So, unless the owner has a change of heart I won't be getting that apartment after all. It's a bummer because I was so ready to begin my Los Angeles life and it was looking like it was getting off to a perfect start. Now I'll have to go back and look again, and it's going to cost more money for another flight and car rental. I'll get the joy of having to endure kissing more depressing, small, cheap frogs until I find the prince.
This is the apartment that I almost called home. For those of you that don't know Los Angeles and the rental market, you might wonder what all the fuss is about. But for those of you that do, you see what I missed out on. Of course it was going to be painted, floors poly-urethaned (sp), and completely cleaned before I moved in. I invite you to join hands with me as we look and lament at what almost was.
This is the kitchen. Huge space and dining area behind me out of photo.
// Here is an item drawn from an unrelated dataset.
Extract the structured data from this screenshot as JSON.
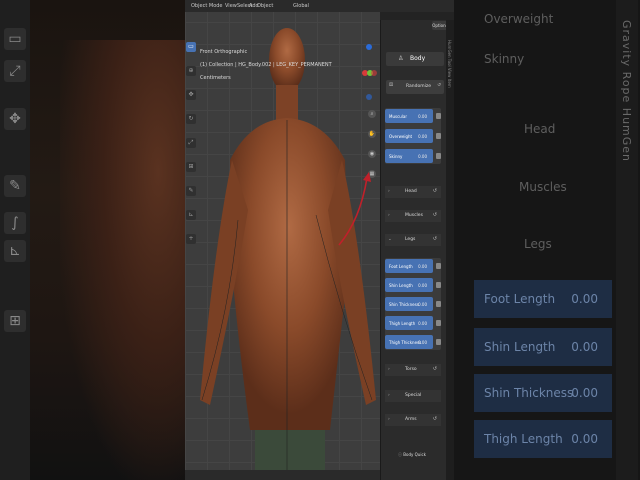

The caddy on the left is furniture and would go. Original tile from the 19-teens's, and original icebox, yes, icebox was still there with heavy wood doors and the motor in it! It didn't work, but so cool. Storage and nooks galore, not represented in my horrible photos.
Horrible shot of the bedroom. Such a bad photo, taken hap hazardly because I was talking at the same time. I had to invert it, and it shows nothing of the bedroom except the window. There was another window on my right, as it was a corner apartment. The living room was behind me from this angle, bathroom to the left.
With every place there is something left to be desired and in this case it was weensy bathroom. However, there was a nice large window over the tub. I'm all for windows in bathrooms as it lets out the steam. Once again though, fixed up cute like I had in mind and with my gorgeous shower curtain in place, it would be a darling little room.